According to Equality Now’s Rape Law Report, which surveyed the legal systems of 82 jurisdictions, of which 73 are UN member states, there are many horrendous gaps in laws that allow rapists to avoid prosecution for rape. Furthermore, the report revealed that Greece is one of the countries where rape laws are failing to protect women.
The survey by Equality Now found that in at least 9 out of the 82 jurisdictions that it is “legally possible for a perpetrator of rape or sexual assault to escape punishment if he marries the victim.”
This applies to countries such as Bahrain, Iraq, Jordan, Kuwait, Lebanon, Palestine, Philippines, Tajikistan and Tunisia. However, the survey also found that a similar law protects rapists in Greece as they stated that it “also appears possible in Greece and Russia, Serbia and Thailand, in circumstances where the couple is in a sexual relationship and under the law the girl is otherwise deemed too young to consent to sexual intercourse,” that rape charges can be avoided.

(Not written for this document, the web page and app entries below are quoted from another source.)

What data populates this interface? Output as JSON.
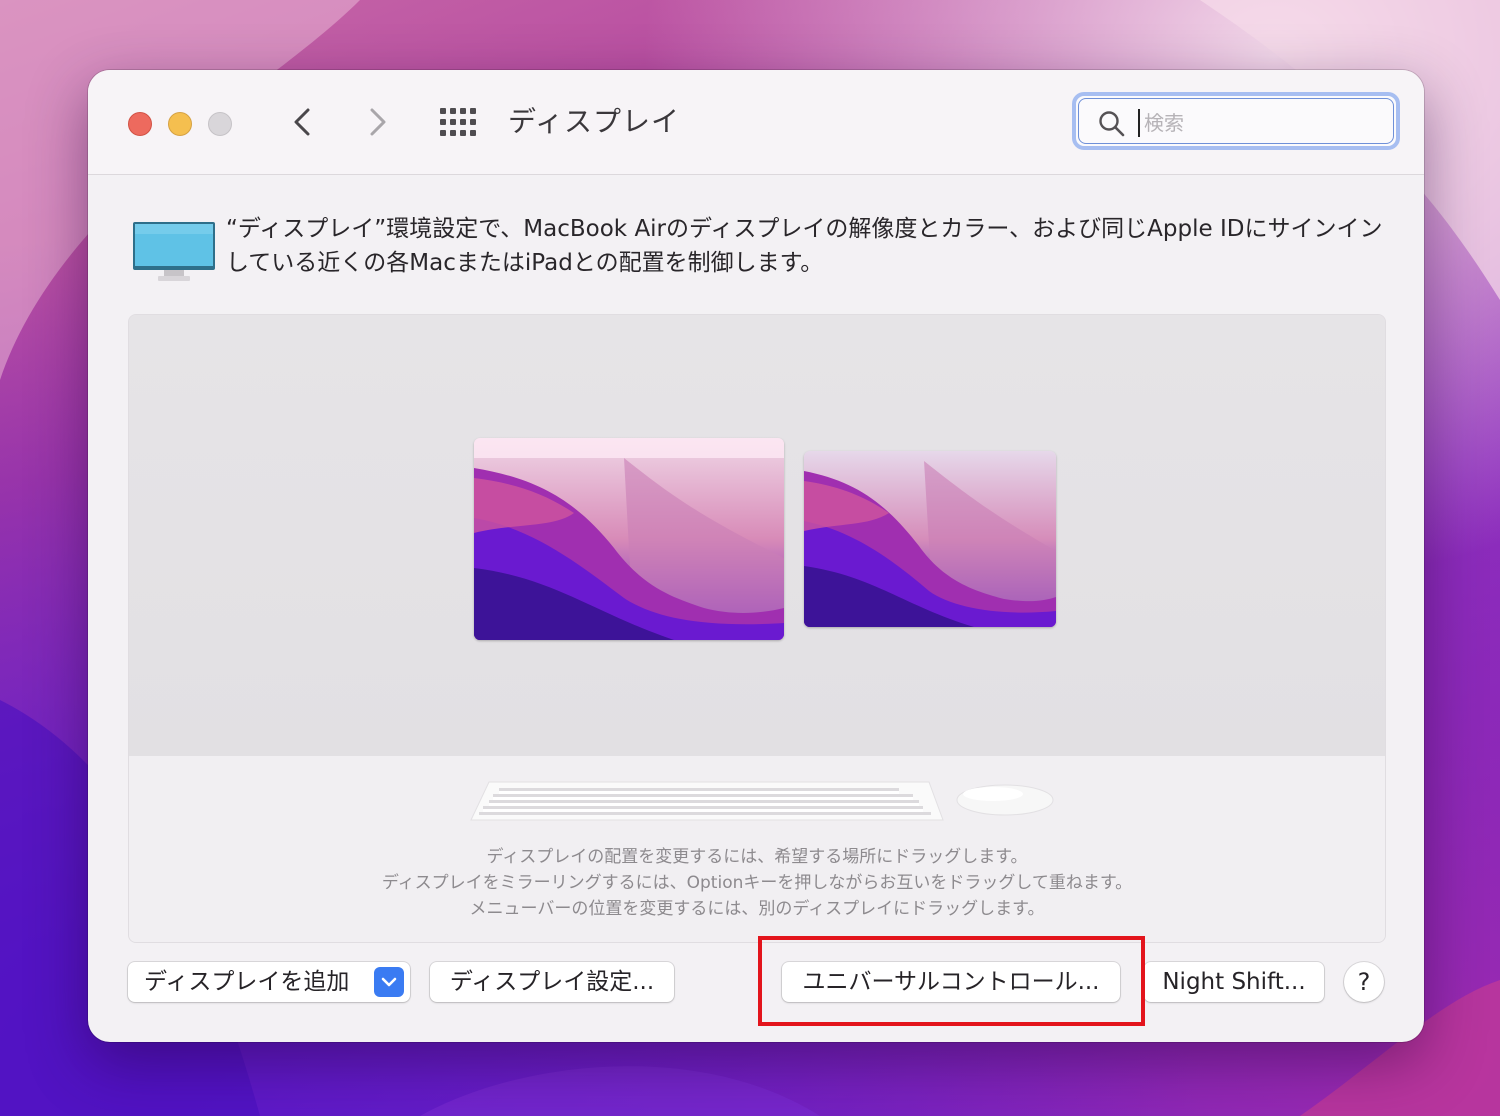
{
  "window": {
    "title": "ディスプレイ",
    "search_placeholder": "検索"
  },
  "description": "“ディスプレイ”環境設定で、MacBook Airのディスプレイの解像度とカラー、および同じApple IDにサインインしている近くの各MacまたはiPadとの配置を制御します。",
  "arrangement": {
    "displays": [
      "MacBook Air display (main, with menu bar)",
      "secondary display"
    ],
    "hints": [
      "ディスプレイの配置を変更するには、希望する場所にドラッグします。",
      "ディスプレイをミラーリングするには、Optionキーを押しながらお互いをドラッグして重ねます。",
      "メニューバーの位置を変更するには、別のディスプレイにドラッグします。"
    ]
  },
  "buttons": {
    "add_display": "ディスプレイを追加",
    "display_settings": "ディスプレイ設定...",
    "universal_control": "ユニバーサルコントロール...",
    "night_shift": "Night Shift...",
    "help": "?"
  },
  "colors": {
    "highlight": "#e3141c",
    "accent": "#3a7bf2"
  }
}
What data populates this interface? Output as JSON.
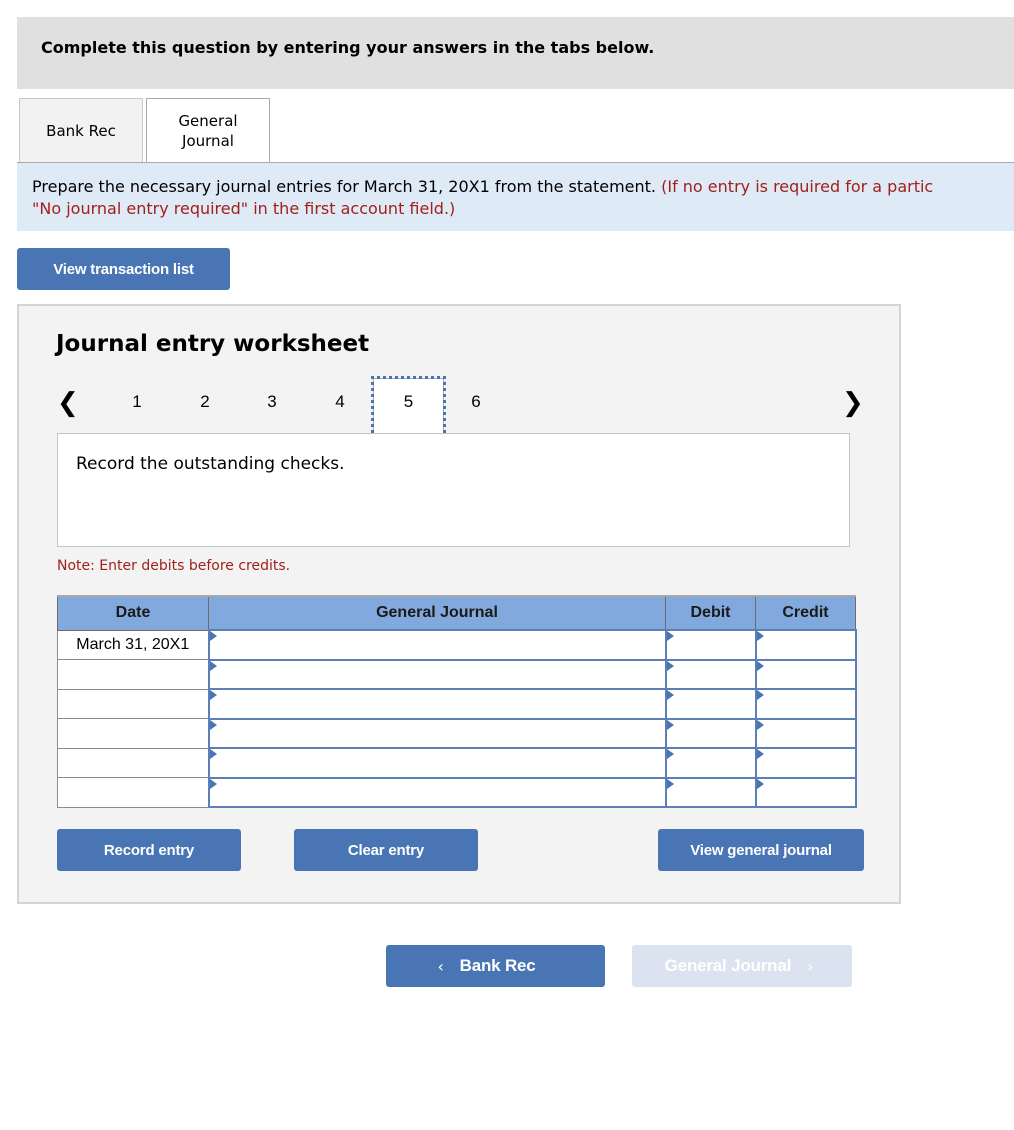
{
  "instruction": "Complete this question by entering your answers in the tabs below.",
  "tabs": [
    {
      "label": "Bank Rec",
      "active": false
    },
    {
      "label": "General\nJournal",
      "label_line1": "General",
      "label_line2": "Journal",
      "active": true
    }
  ],
  "prompt": {
    "text": "Prepare the necessary journal entries for March 31, 20X1 from the statement.",
    "red_text_line1": "(If no entry is required for a partic",
    "red_text_line2": "\"No journal entry required\" in the first account field.)"
  },
  "view_transaction_list_label": "View transaction list",
  "worksheet": {
    "title": "Journal entry worksheet",
    "pager": {
      "prev_icon": "chevron-left-icon",
      "next_icon": "chevron-right-icon",
      "pages": [
        "1",
        "2",
        "3",
        "4",
        "5",
        "6"
      ],
      "active_page": "5"
    },
    "description": "Record the outstanding checks.",
    "note": "Note: Enter debits before credits.",
    "table": {
      "headers": {
        "date": "Date",
        "account": "General Journal",
        "debit": "Debit",
        "credit": "Credit"
      },
      "rows": [
        {
          "date": "March 31, 20X1",
          "account": "",
          "debit": "",
          "credit": ""
        },
        {
          "date": "",
          "account": "",
          "debit": "",
          "credit": ""
        },
        {
          "date": "",
          "account": "",
          "debit": "",
          "credit": ""
        },
        {
          "date": "",
          "account": "",
          "debit": "",
          "credit": ""
        },
        {
          "date": "",
          "account": "",
          "debit": "",
          "credit": ""
        },
        {
          "date": "",
          "account": "",
          "debit": "",
          "credit": ""
        }
      ]
    },
    "buttons": {
      "record": "Record entry",
      "clear": "Clear entry",
      "view_general_journal": "View general journal"
    }
  },
  "bottom_nav": {
    "prev_label": "Bank Rec",
    "prev_icon": "chevron-left-icon",
    "next_label": "General Journal",
    "next_icon": "chevron-right-icon",
    "next_disabled": true
  },
  "colors": {
    "accent": "#4a75b5",
    "table_header": "#82a9dd",
    "prompt_bg": "#dfeaf7",
    "red_text": "#a1201a",
    "disabled_button": "#dae3ef"
  }
}
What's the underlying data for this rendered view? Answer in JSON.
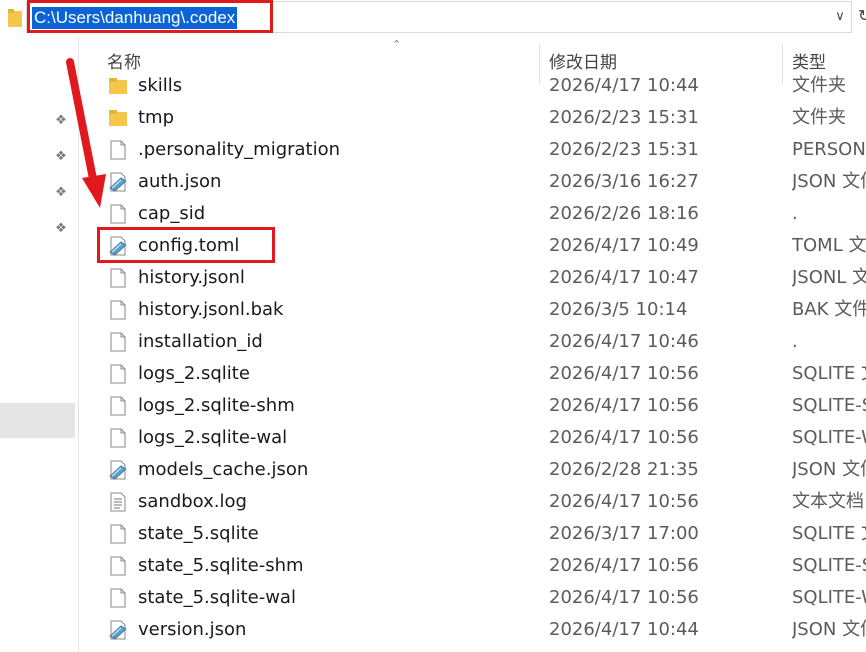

In other words, in many countries rapists can escape the law by essentially marrying the survivor of rape. Particularly, in cases such as those allowed to go unpunished in Greece, the report leans towards marriage being used as a “settlement” in cases of statutory rape, where the victim is underage.
“In Greece, it appears that marriage as settlement is permitted for “seduction” of a child. Where the perpetrator and the survivor get married, the criminal prosecution lapses and is declared inadmissible. In the case of future annulment of the marriage the prosecution is re-opened.”
The entire report from Equality Now can be found here.